Task statement: When you copy the records that follow, please keep every word exactly as it is and leave out the pictures.

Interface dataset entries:
- Opening Delimiter -

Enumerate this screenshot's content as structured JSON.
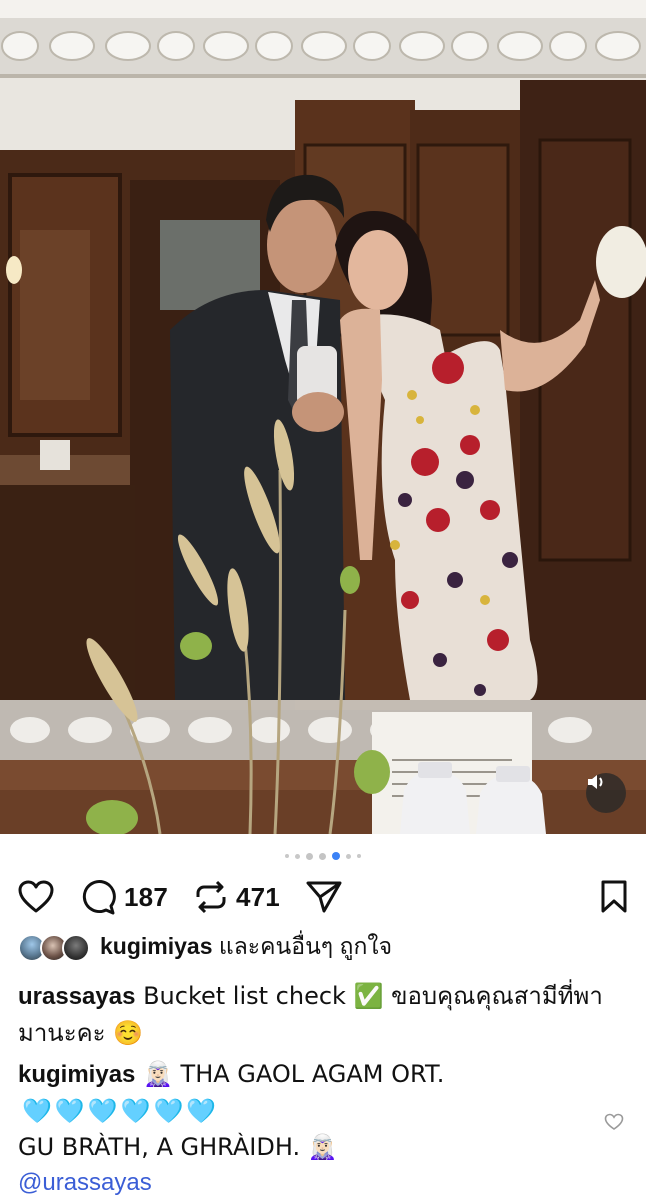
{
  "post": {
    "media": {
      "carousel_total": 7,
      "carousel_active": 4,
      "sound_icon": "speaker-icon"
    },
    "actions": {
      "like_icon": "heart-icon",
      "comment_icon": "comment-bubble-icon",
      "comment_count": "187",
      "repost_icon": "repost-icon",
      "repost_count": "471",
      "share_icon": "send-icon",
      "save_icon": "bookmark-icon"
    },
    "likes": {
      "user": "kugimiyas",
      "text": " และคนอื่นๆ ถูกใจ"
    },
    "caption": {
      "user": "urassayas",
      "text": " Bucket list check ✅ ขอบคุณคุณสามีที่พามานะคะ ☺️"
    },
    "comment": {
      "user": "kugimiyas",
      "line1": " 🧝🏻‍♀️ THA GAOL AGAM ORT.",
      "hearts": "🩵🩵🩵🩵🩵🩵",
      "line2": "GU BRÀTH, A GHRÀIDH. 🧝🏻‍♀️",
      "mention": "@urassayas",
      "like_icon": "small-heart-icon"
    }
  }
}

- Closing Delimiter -

Answer below:
Enumerate this screenshot's content as structured JSON.
{
  "post": {
    "media": {
      "carousel_total": 7,
      "carousel_active": 4,
      "sound_icon": "speaker-icon"
    },
    "actions": {
      "like_icon": "heart-icon",
      "comment_icon": "comment-bubble-icon",
      "comment_count": "187",
      "repost_icon": "repost-icon",
      "repost_count": "471",
      "share_icon": "send-icon",
      "save_icon": "bookmark-icon"
    },
    "likes": {
      "user": "kugimiyas",
      "text": " และคนอื่นๆ ถูกใจ"
    },
    "caption": {
      "user": "urassayas",
      "text": " Bucket list check ✅ ขอบคุณคุณสามีที่พามานะคะ ☺️"
    },
    "comment": {
      "user": "kugimiyas",
      "line1": " 🧝🏻‍♀️ THA GAOL AGAM ORT.",
      "hearts": "🩵🩵🩵🩵🩵🩵",
      "line2": "GU BRÀTH, A GHRÀIDH. 🧝🏻‍♀️",
      "mention": "@urassayas",
      "like_icon": "small-heart-icon"
    }
  }
}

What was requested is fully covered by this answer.